Otherwise, within weeks every retailer in the USA would be closing for lack of inventory. There are not idle USA factories to just turn back on. Already suffering, those retailers would quickly go defunct and defaulting on their business loans - plus the massive layoffs those would cause - and the other residual unemployment that followed.
T-note sales would go flat, causing a rapid increase in interest rates, just as there would be a rapid increasing in inflation, shattering people's savings and retirement funds. The radical increases in inflation, unemployment and interest rates would devastate the housing and real estate markets, shattering the banking and financial industries.
Oil would go off the dollar standard, another permanent devastating consequence to the value of the dollar.
China, of course, would seize all American assets in China, such as the 15 GM factories built with bailout money (13 USA auto factories closed) and GM all but instantly back in bankruptcy - since GM now sells more vehicles in China than the USA.
The stockmarket would crash.
Overall, the result would not be a depressive, but massive inflation where money became all but worthless.
China is manufacturing self sufficient. The USA is manufacturing dependent. China would be harmed, but China being a totalitarian society familiar with hardship would survive. The USA would be shattered and still another effect would be the country going radically to the left and socialism as people tried to use government to get a piece of the radically shrinking pie. Investment money would flee the USA.

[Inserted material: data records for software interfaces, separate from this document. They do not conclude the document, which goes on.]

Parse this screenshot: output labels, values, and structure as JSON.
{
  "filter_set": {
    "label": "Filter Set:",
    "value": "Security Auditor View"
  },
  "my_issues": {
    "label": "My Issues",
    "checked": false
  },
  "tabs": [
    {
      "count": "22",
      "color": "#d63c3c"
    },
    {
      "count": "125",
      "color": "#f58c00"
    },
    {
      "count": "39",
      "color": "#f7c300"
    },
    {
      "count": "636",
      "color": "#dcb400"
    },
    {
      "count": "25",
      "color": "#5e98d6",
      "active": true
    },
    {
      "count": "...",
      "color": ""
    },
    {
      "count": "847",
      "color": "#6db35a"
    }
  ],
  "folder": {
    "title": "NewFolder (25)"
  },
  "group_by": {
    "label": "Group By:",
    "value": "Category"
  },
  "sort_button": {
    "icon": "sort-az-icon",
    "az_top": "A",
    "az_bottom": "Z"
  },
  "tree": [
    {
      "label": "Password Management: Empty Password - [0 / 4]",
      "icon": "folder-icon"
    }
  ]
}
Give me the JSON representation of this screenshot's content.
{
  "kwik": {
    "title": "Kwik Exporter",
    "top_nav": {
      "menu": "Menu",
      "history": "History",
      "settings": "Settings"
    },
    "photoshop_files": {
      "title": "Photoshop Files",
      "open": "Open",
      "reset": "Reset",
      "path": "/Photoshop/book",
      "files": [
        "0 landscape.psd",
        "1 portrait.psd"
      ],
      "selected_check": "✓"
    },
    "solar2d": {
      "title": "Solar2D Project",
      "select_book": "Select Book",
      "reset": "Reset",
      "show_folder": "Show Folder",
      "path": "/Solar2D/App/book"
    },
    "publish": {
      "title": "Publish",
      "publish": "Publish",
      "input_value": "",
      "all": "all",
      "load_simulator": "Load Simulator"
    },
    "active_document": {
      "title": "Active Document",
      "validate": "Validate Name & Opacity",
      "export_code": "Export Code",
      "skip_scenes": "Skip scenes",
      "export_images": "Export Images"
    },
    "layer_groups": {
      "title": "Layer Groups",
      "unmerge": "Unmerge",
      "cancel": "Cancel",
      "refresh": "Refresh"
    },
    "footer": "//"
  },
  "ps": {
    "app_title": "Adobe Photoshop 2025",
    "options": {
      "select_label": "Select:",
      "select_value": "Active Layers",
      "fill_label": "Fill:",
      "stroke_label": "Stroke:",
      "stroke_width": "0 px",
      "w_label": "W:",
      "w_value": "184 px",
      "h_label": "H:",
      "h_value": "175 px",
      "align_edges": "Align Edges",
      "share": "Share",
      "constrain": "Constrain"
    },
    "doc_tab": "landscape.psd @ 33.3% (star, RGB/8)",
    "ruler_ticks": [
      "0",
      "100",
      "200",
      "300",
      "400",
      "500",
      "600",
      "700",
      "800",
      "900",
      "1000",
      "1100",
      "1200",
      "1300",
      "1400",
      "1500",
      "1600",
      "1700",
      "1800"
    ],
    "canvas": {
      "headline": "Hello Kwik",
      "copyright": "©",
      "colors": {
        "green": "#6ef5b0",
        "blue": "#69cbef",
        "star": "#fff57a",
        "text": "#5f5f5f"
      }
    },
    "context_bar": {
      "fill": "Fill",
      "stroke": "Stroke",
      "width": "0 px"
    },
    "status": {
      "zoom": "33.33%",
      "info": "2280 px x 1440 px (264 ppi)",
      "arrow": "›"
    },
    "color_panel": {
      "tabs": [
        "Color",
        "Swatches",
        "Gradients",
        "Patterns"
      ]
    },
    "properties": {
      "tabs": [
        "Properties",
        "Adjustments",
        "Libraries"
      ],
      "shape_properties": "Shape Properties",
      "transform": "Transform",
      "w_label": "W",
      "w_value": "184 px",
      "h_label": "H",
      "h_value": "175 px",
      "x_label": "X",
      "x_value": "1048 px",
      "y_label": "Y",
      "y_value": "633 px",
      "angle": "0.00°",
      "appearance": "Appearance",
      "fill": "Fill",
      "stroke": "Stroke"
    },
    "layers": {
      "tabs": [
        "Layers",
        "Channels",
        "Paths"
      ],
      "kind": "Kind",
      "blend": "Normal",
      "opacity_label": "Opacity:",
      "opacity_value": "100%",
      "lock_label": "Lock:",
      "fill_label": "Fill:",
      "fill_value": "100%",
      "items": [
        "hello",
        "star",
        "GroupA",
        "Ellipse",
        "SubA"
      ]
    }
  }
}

Declaring we would not honor debts to China as a winning strategy is unbelievably naïve.